Prolonged fasting, or not eating for between two and four subsequent days at a time, has been shown to regenerate the immune system and protect it from further damage, according to researchers from the University of Southern California in Los Angeles.
Specifically, the researchers showed that prolonged fasting triggered stem cell-based regeneration of white blood cells by reducing levels of an enzyme known as protein kinase A or PKA. Earlier research has shown that PKA reduction is quite potent in promoting stem cell regeneration and pluripotency, in addition to extending longevity. It was also shown to decrease levels of insulin-like growth factor-1 (IGF-1), a hormone that has been linked to tumor progression, aging and cancer.
Prolonged fasting might help correct autoimmune disorders
Longo observed the results of fasting in both mice and humans and found a decrease in white blood cell counts during the period of fasting. Their bodies had reused old white blood cells and triggered the production of new cells to replace them.

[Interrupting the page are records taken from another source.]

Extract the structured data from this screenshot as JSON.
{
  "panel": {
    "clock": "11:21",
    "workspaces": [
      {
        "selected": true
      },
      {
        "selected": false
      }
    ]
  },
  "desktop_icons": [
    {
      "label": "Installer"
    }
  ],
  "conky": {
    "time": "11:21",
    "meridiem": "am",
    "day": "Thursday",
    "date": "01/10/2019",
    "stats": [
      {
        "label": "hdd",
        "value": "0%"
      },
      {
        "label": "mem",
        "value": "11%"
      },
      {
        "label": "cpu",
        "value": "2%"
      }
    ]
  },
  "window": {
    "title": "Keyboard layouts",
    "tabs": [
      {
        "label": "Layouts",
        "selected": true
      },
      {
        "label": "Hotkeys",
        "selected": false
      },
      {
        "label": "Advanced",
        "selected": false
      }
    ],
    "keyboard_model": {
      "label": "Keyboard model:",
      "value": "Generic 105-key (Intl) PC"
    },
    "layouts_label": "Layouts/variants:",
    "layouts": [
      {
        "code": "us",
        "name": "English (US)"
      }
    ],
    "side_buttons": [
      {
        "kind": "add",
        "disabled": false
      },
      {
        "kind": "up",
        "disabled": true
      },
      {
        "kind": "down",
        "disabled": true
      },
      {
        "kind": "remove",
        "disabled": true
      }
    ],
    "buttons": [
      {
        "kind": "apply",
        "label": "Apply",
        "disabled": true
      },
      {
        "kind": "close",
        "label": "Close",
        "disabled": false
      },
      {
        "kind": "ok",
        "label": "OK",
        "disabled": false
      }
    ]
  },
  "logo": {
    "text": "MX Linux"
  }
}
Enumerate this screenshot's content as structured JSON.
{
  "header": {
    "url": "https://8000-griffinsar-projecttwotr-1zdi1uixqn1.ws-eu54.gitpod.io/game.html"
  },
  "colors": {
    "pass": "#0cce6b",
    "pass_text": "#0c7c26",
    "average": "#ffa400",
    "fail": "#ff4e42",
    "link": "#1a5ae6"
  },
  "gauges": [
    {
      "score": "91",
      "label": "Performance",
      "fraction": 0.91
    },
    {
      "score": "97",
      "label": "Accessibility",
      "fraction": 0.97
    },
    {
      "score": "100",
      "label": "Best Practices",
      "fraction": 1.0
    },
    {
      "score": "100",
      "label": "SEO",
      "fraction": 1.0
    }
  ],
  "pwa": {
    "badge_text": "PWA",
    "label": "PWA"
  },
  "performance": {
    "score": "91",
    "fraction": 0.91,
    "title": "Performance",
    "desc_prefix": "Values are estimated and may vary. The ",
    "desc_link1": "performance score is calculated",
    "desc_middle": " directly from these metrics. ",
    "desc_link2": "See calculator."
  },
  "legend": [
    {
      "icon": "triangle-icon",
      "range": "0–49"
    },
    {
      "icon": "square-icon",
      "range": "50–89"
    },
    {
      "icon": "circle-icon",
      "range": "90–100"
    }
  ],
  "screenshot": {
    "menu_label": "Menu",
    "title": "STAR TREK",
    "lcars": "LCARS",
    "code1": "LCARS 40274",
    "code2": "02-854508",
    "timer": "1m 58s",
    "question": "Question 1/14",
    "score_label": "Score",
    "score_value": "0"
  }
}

“We could not predict that prolonged fasting would have such a remarkable effect in promoting stem cell-based regeneration of the hematopoietic system,” Longo said. “The good news is that the body got rid of the parts of the system that might be damaged or old, the inefficient parts, during the fasting. Now, if you start with a system heavily damaged by chemotherapy or aging, fasting cycles can generate, literally, a new immune system.”